■ **EXERCISE AIM**
The records appear below. Copy each one exactly.

■ **DATA FOR ANALYSIS**

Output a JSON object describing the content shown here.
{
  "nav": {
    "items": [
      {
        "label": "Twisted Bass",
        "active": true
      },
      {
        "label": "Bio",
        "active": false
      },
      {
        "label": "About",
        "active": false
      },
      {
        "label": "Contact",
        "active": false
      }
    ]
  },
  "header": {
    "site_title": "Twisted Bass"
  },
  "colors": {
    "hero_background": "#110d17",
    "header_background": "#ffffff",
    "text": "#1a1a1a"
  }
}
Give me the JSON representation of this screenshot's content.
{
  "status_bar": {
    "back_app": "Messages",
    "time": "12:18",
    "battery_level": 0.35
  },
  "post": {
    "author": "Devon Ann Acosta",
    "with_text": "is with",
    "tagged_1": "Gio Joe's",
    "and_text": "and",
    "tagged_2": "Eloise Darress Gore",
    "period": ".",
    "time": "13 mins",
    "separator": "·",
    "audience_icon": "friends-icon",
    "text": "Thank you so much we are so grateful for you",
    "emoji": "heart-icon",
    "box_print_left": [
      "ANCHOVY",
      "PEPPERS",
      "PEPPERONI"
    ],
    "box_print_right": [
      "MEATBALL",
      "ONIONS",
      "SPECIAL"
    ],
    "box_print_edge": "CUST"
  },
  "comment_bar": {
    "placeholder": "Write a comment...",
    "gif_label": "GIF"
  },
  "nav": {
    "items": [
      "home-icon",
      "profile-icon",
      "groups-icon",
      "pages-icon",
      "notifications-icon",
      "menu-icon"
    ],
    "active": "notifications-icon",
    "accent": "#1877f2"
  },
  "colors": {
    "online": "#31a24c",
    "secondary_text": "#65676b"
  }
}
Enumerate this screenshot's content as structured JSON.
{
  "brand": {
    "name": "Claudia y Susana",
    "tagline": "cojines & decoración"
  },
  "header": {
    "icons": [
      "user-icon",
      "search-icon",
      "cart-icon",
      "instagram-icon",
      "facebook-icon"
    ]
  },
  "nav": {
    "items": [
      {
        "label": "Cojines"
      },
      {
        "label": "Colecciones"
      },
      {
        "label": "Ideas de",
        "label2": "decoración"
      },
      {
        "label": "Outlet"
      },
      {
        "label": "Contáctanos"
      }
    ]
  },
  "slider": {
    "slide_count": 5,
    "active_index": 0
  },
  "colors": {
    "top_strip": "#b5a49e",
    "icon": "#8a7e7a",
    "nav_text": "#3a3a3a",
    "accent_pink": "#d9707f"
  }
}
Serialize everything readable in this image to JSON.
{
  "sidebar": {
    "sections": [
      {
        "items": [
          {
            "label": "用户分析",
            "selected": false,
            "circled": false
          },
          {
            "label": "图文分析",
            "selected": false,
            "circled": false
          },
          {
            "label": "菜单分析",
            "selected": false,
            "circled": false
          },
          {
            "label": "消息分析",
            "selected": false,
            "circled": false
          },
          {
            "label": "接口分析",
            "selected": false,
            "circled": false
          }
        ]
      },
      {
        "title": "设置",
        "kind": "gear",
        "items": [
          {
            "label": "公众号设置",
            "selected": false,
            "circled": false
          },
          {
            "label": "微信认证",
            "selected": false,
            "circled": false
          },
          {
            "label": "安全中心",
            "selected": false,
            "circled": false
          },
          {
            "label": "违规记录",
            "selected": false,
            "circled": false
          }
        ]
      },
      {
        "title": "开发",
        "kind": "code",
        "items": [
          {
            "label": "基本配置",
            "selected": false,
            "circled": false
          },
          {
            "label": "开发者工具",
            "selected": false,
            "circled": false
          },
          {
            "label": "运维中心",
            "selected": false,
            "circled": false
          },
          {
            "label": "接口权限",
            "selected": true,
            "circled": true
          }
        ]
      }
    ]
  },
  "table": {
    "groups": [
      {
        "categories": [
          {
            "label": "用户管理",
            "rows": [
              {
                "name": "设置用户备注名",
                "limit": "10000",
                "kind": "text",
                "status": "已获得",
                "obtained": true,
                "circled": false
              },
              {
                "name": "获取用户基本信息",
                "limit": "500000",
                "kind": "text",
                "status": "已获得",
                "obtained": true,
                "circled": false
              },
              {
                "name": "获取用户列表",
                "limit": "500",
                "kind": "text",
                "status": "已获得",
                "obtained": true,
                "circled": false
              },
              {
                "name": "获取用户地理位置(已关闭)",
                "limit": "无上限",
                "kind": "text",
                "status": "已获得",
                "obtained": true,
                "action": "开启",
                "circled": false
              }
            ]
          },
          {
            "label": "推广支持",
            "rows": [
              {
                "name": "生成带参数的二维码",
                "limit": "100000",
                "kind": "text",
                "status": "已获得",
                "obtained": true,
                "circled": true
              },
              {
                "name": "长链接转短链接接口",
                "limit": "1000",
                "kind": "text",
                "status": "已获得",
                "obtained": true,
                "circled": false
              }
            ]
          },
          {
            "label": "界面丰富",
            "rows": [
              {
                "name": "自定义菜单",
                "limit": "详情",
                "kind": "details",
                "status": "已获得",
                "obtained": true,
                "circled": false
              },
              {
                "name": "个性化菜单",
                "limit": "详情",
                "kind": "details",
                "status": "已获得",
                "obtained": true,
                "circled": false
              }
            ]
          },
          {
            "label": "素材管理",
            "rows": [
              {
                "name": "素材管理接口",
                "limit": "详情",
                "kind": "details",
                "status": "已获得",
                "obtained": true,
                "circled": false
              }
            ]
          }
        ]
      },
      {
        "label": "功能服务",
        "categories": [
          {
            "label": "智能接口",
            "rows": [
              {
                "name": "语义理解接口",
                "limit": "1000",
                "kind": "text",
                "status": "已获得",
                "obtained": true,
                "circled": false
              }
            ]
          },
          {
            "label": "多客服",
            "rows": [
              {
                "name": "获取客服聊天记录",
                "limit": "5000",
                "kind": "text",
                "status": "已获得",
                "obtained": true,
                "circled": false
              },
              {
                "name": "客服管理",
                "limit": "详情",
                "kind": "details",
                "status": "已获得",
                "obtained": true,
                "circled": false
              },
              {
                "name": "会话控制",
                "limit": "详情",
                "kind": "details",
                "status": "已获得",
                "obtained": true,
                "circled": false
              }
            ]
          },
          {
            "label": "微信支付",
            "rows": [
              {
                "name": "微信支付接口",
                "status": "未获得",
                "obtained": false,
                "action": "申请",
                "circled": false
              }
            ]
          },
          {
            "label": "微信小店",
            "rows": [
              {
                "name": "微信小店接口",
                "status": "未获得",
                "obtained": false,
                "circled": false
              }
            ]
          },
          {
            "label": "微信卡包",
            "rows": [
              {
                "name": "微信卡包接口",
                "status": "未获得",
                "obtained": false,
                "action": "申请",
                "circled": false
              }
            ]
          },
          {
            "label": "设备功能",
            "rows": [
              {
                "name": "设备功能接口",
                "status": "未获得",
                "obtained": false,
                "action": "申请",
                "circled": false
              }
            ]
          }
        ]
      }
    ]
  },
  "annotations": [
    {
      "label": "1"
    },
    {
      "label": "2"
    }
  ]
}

■ **THE ANSWER**
Output a JSON object describing the content shown here.
{
  "nav": {
    "items": [
      {
        "label": "Twisted Bass",
        "active": true
      },
      {
        "label": "Bio",
        "active": false
      },
      {
        "label": "About",
        "active": false
      },
      {
        "label": "Contact",
        "active": false
      }
    ]
  },
  "header": {
    "site_title": "Twisted Bass"
  },
  "colors": {
    "hero_background": "#110d17",
    "header_background": "#ffffff",
    "text": "#1a1a1a"
  }
}
Give me the JSON representation of this screenshot's content.
{
  "status_bar": {
    "back_app": "Messages",
    "time": "12:18",
    "battery_level": 0.35
  },
  "post": {
    "author": "Devon Ann Acosta",
    "with_text": "is with",
    "tagged_1": "Gio Joe's",
    "and_text": "and",
    "tagged_2": "Eloise Darress Gore",
    "period": ".",
    "time": "13 mins",
    "separator": "·",
    "audience_icon": "friends-icon",
    "text": "Thank you so much we are so grateful for you",
    "emoji": "heart-icon",
    "box_print_left": [
      "ANCHOVY",
      "PEPPERS",
      "PEPPERONI"
    ],
    "box_print_right": [
      "MEATBALL",
      "ONIONS",
      "SPECIAL"
    ],
    "box_print_edge": "CUST"
  },
  "comment_bar": {
    "placeholder": "Write a comment...",
    "gif_label": "GIF"
  },
  "nav": {
    "items": [
      "home-icon",
      "profile-icon",
      "groups-icon",
      "pages-icon",
      "notifications-icon",
      "menu-icon"
    ],
    "active": "notifications-icon",
    "accent": "#1877f2"
  },
  "colors": {
    "online": "#31a24c",
    "secondary_text": "#65676b"
  }
}
Enumerate this screenshot's content as structured JSON.
{
  "brand": {
    "name": "Claudia y Susana",
    "tagline": "cojines & decoración"
  },
  "header": {
    "icons": [
      "user-icon",
      "search-icon",
      "cart-icon",
      "instagram-icon",
      "facebook-icon"
    ]
  },
  "nav": {
    "items": [
      {
        "label": "Cojines"
      },
      {
        "label": "Colecciones"
      },
      {
        "label": "Ideas de",
        "label2": "decoración"
      },
      {
        "label": "Outlet"
      },
      {
        "label": "Contáctanos"
      }
    ]
  },
  "slider": {
    "slide_count": 5,
    "active_index": 0
  },
  "colors": {
    "top_strip": "#b5a49e",
    "icon": "#8a7e7a",
    "nav_text": "#3a3a3a",
    "accent_pink": "#d9707f"
  }
}
Serialize everything readable in this image to JSON.
{
  "sidebar": {
    "sections": [
      {
        "items": [
          {
            "label": "用户分析",
            "selected": false,
            "circled": false
          },
          {
            "label": "图文分析",
            "selected": false,
            "circled": false
          },
          {
            "label": "菜单分析",
            "selected": false,
            "circled": false
          },
          {
            "label": "消息分析",
            "selected": false,
            "circled": false
          },
          {
            "label": "接口分析",
            "selected": false,
            "circled": false
          }
        ]
      },
      {
        "title": "设置",
        "kind": "gear",
        "items": [
          {
            "label": "公众号设置",
            "selected": false,
            "circled": false
          },
          {
            "label": "微信认证",
            "selected": false,
            "circled": false
          },
          {
            "label": "安全中心",
            "selected": false,
            "circled": false
          },
          {
            "label": "违规记录",
            "selected": false,
            "circled": false
          }
        ]
      },
      {
        "title": "开发",
        "kind": "code",
        "items": [
          {
            "label": "基本配置",
            "selected": false,
            "circled": false
          },
          {
            "label": "开发者工具",
            "selected": false,
            "circled": false
          },
          {
            "label": "运维中心",
            "selected": false,
            "circled": false
          },
          {
            "label": "接口权限",
            "selected": true,
            "circled": true
          }
        ]
      }
    ]
  },
  "table": {
    "groups": [
      {
        "categories": [
          {
            "label": "用户管理",
            "rows": [
              {
                "name": "设置用户备注名",
                "limit": "10000",
                "kind": "text",
                "status": "已获得",
                "obtained": true,
                "circled": false
              },
              {
                "name": "获取用户基本信息",
                "limit": "500000",
                "kind": "text",
                "status": "已获得",
                "obtained": true,
                "circled": false
              },
              {
                "name": "获取用户列表",
                "limit": "500",
                "kind": "text",
                "status": "已获得",
                "obtained": true,
                "circled": false
              },
              {
                "name": "获取用户地理位置(已关闭)",
                "limit": "无上限",
                "kind": "text",
                "status": "已获得",
                "obtained": true,
                "action": "开启",
                "circled": false
              }
            ]
          },
          {
            "label": "推广支持",
            "rows": [
              {
                "name": "生成带参数的二维码",
                "limit": "100000",
                "kind": "text",
                "status": "已获得",
                "obtained": true,
                "circled": true
              },
              {
                "name": "长链接转短链接接口",
                "limit": "1000",
                "kind": "text",
                "status": "已获得",
                "obtained": true,
                "circled": false
              }
            ]
          },
          {
            "label": "界面丰富",
            "rows": [
              {
                "name": "自定义菜单",
                "limit": "详情",
                "kind": "details",
                "status": "已获得",
                "obtained": true,
                "circled": false
              },
              {
                "name": "个性化菜单",
                "limit": "详情",
                "kind": "details",
                "status": "已获得",
                "obtained": true,
                "circled": false
              }
            ]
          },
          {
            "label": "素材管理",
            "rows": [
              {
                "name": "素材管理接口",
                "limit": "详情",
                "kind": "details",
                "status": "已获得",
                "obtained": true,
                "circled": false
              }
            ]
          }
        ]
      },
      {
        "label": "功能服务",
        "categories": [
          {
            "label": "智能接口",
            "rows": [
              {
                "name": "语义理解接口",
                "limit": "1000",
                "kind": "text",
                "status": "已获得",
                "obtained": true,
                "circled": false
              }
            ]
          },
          {
            "label": "多客服",
            "rows": [
              {
                "name": "获取客服聊天记录",
                "limit": "5000",
                "kind": "text",
                "status": "已获得",
                "obtained": true,
                "circled": false
              },
              {
                "name": "客服管理",
                "limit": "详情",
                "kind": "details",
                "status": "已获得",
                "obtained": true,
                "circled": false
              },
              {
                "name": "会话控制",
                "limit": "详情",
                "kind": "details",
                "status": "已获得",
                "obtained": true,
                "circled": false
              }
            ]
          },
          {
            "label": "微信支付",
            "rows": [
              {
                "name": "微信支付接口",
                "status": "未获得",
                "obtained": false,
                "action": "申请",
                "circled": false
              }
            ]
          },
          {
            "label": "微信小店",
            "rows": [
              {
                "name": "微信小店接口",
                "status": "未获得",
                "obtained": false,
                "circled": false
              }
            ]
          },
          {
            "label": "微信卡包",
            "rows": [
              {
                "name": "微信卡包接口",
                "status": "未获得",
                "obtained": false,
                "action": "申请",
                "circled": false
              }
            ]
          },
          {
            "label": "设备功能",
            "rows": [
              {
                "name": "设备功能接口",
                "status": "未获得",
                "obtained": false,
                "action": "申请",
                "circled": false
              }
            ]
          }
        ]
      }
    ]
  },
  "annotations": [
    {
      "label": "1"
    },
    {
      "label": "2"
    }
  ]
}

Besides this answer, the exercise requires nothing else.